smWellness Moment (from Tina Runyan, PhD)

 "I'm Smiling and You Should Too!"


"Sometimes your joy is the source of your smile, but sometimes your smile can be the source of your joy." - Thich Nhat Hanh

Thinking back to Anatomy and Physiology, what happens when the zygomatic major muscles in the cheeks tug the lips upward and the orbicularis oculi, which encircle the eye sockets, squeezes the outside corners into the shape of a crow's foot? ... That's right, A Smile! 

This real smile is called a "Duchenne smile" named after the scientist who first separated the "mouth corners only smile" (fake), from the one that includes the "eye sockets" (real). Sometimes we hear something that makes us smile, or see something or someone that makes us smile, or just mirror back a smile, since smiling is contagious. Regardless of the source, whenever we genuinely smile, research has demonstrated a specific neurological response, which has been linked to improved health, reduced stress, increased happiness, longevity, and makes us more attractive. 

Smiling activates the release of neuropeptides that allow neurons to communicate and releases dopamine, endorphins, and serotonin (all the good stuff!!). Smiling stimulates our brain's reward mechanisms so strongly - a study in the UK concluded that one smile could provide the same level of brain stimulation as up to 2,000 chocolate bars (Note: I am not convinced of this statistic and would argue it may depend on the quality of the chocolate ... just sayin'). Nonetheless, smiling unequivocally relaxes your body, lowers your heart rate and blood pressure, and serves as a natural pain reliever.

You've probably heard me say, "Neurons that fire together, wire together" and smiling is no exception.
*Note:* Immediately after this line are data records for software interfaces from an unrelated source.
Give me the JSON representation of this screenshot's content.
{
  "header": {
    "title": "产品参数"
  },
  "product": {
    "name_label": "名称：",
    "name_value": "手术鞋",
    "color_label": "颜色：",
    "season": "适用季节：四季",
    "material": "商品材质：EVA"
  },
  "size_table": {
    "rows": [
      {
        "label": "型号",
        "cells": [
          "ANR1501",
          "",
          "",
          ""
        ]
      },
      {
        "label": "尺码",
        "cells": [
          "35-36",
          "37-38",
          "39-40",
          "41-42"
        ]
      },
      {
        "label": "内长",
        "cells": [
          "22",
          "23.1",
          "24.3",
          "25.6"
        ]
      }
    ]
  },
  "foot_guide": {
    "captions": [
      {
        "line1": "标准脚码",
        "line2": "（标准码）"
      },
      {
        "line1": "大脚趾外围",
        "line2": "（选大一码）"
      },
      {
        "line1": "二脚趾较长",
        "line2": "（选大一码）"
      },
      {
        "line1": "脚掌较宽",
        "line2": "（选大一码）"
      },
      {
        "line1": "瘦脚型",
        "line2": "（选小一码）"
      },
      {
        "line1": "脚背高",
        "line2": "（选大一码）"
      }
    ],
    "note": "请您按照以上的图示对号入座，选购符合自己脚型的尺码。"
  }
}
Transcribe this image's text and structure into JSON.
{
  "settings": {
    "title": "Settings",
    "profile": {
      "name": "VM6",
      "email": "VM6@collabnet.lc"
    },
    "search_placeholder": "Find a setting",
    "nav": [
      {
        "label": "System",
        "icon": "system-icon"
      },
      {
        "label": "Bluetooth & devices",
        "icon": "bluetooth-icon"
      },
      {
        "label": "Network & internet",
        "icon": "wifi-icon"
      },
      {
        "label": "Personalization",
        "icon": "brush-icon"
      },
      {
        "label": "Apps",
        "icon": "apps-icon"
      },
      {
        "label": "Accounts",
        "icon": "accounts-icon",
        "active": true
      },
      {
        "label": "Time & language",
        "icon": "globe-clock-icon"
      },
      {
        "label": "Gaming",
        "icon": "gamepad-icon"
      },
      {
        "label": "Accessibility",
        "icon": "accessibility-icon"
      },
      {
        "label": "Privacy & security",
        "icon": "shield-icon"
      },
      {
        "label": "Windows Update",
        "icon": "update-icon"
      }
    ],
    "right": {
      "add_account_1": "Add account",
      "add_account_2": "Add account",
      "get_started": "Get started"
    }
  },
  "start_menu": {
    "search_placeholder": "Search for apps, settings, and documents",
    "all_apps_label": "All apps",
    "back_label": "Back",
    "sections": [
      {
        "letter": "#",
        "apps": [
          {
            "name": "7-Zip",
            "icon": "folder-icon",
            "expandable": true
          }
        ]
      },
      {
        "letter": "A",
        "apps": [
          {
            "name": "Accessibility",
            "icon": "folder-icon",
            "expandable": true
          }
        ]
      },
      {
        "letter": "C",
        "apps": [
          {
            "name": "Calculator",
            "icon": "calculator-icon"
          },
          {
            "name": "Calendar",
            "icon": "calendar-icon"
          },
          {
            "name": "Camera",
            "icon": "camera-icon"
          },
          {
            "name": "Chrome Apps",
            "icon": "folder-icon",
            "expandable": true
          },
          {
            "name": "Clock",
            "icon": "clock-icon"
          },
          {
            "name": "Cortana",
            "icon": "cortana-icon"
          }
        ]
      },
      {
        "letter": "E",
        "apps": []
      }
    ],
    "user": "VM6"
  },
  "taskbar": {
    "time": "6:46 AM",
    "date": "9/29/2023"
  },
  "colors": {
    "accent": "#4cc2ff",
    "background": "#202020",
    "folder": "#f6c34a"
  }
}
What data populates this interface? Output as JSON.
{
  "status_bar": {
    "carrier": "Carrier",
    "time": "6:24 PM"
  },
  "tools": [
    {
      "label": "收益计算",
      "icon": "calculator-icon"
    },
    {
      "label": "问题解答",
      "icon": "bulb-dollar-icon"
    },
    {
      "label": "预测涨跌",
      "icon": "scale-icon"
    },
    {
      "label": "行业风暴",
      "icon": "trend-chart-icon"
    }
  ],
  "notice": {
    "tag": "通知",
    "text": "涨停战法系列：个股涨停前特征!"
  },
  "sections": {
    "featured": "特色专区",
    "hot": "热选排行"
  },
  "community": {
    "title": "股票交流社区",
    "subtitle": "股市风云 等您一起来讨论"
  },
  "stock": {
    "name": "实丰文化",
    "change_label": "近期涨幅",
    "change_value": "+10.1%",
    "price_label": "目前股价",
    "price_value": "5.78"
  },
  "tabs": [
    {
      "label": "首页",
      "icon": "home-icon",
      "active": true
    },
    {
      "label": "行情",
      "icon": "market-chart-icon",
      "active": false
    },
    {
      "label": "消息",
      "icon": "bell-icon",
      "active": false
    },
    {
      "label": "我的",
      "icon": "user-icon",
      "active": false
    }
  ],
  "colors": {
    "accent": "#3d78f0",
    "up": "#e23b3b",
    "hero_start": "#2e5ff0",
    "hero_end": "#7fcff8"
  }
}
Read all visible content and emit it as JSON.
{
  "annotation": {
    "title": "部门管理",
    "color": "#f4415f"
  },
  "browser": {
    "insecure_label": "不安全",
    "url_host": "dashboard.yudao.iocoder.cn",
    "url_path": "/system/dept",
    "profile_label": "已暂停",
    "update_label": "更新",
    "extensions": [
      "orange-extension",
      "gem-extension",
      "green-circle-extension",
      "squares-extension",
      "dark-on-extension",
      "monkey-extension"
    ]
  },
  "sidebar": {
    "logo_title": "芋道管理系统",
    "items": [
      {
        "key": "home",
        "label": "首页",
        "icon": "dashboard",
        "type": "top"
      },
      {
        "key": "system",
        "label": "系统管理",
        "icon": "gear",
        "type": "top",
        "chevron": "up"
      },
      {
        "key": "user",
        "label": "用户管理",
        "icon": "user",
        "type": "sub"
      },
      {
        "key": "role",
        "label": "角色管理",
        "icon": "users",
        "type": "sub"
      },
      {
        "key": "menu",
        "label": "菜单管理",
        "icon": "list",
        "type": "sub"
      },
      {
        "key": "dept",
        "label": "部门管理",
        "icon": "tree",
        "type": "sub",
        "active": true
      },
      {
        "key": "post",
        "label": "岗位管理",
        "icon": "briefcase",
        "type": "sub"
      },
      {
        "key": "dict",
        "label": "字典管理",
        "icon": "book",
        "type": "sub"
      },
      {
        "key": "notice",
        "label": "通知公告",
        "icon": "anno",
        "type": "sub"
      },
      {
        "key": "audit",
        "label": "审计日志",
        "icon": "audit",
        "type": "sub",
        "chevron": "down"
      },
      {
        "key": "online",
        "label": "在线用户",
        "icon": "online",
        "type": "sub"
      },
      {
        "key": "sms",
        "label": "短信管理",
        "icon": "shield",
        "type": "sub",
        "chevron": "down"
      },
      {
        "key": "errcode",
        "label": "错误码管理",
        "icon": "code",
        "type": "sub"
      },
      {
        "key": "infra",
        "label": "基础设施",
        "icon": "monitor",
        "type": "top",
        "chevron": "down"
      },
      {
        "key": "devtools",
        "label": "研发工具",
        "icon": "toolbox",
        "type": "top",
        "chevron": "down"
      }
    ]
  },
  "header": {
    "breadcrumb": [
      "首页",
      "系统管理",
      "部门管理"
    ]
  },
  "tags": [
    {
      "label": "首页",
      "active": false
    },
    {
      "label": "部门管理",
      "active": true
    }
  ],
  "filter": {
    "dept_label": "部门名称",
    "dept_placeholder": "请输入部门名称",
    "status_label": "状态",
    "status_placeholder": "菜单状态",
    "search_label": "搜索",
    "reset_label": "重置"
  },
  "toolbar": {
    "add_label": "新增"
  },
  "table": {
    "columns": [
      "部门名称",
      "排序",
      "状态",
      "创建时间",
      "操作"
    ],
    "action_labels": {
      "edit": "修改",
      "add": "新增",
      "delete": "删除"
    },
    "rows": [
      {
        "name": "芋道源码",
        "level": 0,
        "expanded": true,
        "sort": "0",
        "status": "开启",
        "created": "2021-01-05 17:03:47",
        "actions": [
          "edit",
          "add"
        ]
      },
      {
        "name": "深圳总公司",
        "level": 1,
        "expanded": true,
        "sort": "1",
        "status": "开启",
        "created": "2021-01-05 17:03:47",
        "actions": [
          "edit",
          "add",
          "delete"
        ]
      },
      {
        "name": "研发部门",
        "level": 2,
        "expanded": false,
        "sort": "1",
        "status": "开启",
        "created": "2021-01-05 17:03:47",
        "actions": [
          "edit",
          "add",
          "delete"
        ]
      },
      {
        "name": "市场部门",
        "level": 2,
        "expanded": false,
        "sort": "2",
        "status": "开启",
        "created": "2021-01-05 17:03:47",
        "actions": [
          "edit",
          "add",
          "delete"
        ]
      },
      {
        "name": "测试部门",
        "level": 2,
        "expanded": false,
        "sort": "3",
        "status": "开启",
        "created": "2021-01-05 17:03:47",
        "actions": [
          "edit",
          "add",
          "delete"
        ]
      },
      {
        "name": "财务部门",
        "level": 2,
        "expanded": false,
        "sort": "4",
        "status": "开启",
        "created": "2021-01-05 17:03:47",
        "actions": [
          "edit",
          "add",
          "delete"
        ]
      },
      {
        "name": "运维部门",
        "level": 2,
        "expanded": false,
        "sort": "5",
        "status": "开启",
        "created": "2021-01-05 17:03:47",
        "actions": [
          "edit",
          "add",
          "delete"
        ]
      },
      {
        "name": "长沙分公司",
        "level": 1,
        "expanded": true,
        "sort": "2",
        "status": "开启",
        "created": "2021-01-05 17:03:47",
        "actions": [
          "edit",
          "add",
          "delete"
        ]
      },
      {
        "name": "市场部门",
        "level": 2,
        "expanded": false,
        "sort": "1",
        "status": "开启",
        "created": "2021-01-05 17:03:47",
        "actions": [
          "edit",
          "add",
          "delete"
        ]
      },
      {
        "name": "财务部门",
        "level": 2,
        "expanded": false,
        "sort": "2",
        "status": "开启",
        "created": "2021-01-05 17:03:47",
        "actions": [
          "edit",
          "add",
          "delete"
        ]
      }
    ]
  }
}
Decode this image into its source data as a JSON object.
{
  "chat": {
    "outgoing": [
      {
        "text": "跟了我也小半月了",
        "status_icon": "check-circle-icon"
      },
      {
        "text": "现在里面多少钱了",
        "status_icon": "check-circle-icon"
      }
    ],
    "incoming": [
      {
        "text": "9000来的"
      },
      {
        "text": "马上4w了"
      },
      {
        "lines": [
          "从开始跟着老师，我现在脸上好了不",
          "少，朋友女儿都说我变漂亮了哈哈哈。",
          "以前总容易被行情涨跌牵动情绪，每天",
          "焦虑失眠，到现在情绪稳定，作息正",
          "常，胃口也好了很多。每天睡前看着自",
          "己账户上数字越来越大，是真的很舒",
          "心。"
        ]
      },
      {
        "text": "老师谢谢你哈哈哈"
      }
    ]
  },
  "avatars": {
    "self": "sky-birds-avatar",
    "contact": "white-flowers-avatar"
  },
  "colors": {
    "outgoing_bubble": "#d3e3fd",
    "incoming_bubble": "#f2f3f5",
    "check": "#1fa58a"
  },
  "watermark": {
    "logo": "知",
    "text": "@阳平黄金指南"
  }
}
The more you smile, the more you are training and rewiring your brain to break the brain's natural tendency towards negativity. When you feel more positive, the more creative and productive you will be and some researchers go so far as to claim that this could save your life! Sondra Barrett asserts in her book, Secrets of Your Cells, that tension relief - including through smiling - allows your cells to let go of their rigidity and heal. So even if "being happy" is out of the question when you are sleep deprived, on a hard rotation, or have had a long and stressful day ... try to find something that will briefly activate your zygomatic major and orbicularis oculi muscles. (Eating chocolate does that for me ... maybe that is a two for one?).

The other reason I am smiling is that we are launching a full longitudinal physician wellness curriculum starting this year! Starting with intern year, there will now be protected time for provider wellness and medical humanities sessions each month during the Tuesday afternoon didactics! We will still have Friday afternoon provider wellness sessions during PAL rotations as well. Thanks to all the residents for their feedback and ongoing support as we built this curriculum across all PGY years. It would not have happened without you!! And I say that with a BIG DUCHENNE SMILE.

For an 8-minute summary of the research on the power of smiling, click here. 

UMASS Worcester Family Medicine Residency | 119 Belmont Street - Jaquith 2 | Worcester | MA | 01605